Pixel Buds review: Google’s competent AirPods alternative. Good sound, long timing battery life, beautify case and design makes this perfect bud in the market.
Let’s start with the original pixel buds. Pixel Buds was launched in 2017 with Pixel 2 and was designed to enable Pixel owners to get wireless headphones priced at Apple AirPods. They were not great. The cable connecting the headphones was difficult to put in the box, and the buds themselves were not comfortable for everyone. However, as I pointed out in my review, they helped highlight some very useful features supported by Google Assistant.
Moving quickly to 2019, and using Pixel 4, Google offered a second generation of buds, completely ignoring the existence of the original without adding a number to the name. Based only on first impressions, we were happy to try it, because in fact everything seemed to fit the original and even create new opportunities. Did they live? Mostly yes!
- Automatic pairing on Android is great
- Bluetooth 5.0
- Well built and minimal design
- The charging case is easy to use and charge wirelessly
- Easy to use and good sound
- IPX4 confident
- Battery life is average
- It does not separate well from external noise
- You feel discomfort after about one hour of use
- It only has AAC
- High Price
Fitness and convenience are the two most important things about headset hardware, and I think it’s audible at Google. Pixel buds are much smaller than conventional wireless silicon headphones. They are thinner than the Samsung Galaxy Buds and smaller in almost all dimensions than other features. Why is this important Pixel buds do not stand out much when worn properly. Many times my wife doesn’t notice that I’ve worn it just because it doesn’t move away from my ears at all.
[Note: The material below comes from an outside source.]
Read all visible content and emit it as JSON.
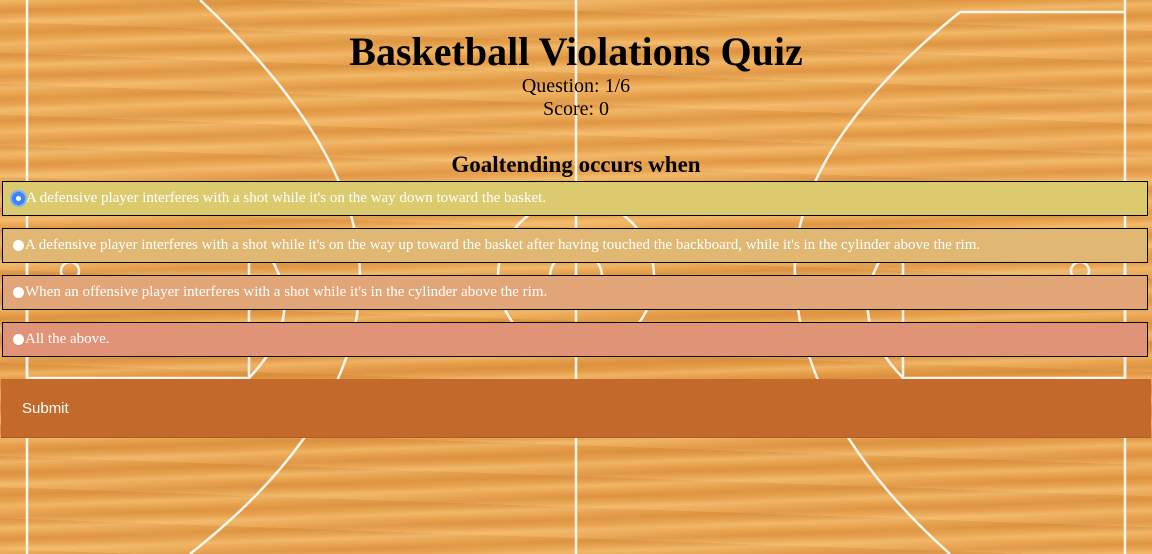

Google has designed the buds to be lighter and have an equally strong impact on comfort. Pixel buds are currently worn at the end of the hour, and my ears feel much less tired (if any) than other options. Part of this cargo, its general shape, and part of it are the vents that Google places in each ear.
This catharsis is probably one of the most controversial aspects of buds. On the one hand, the hole means that the silicone tips do not make the ears feel “filled”, but on the other hand, it means that the noise will always be let in.
|Model Name||Xiaomi airdots|
|Headphones Form Factor||In Ear|
This feature is probably Google’s biggest device design advantage, and the company’s efforts have really paid off. Prior to its release, Google announced that it had developed this design by scanning thousands of ears to develop the best possible headphone design. It definitely worked, although it wasn’t really universal. In other reviews, some have mentioned that the “fins” behind the bud can be a little uncomfortable depending on where it is in the ear. However, it doesn’t bother me, and I think it’s very soft. It also has three tips so you can get the most out of it.
While it’s not the best solution for everyone, Google has finally done it with new wireless pixel buds. If you’re looking for Google Assistant wireless hands-free mode, this is for you. While testing many great products and headphones, I ordered it myself to see how useful it is.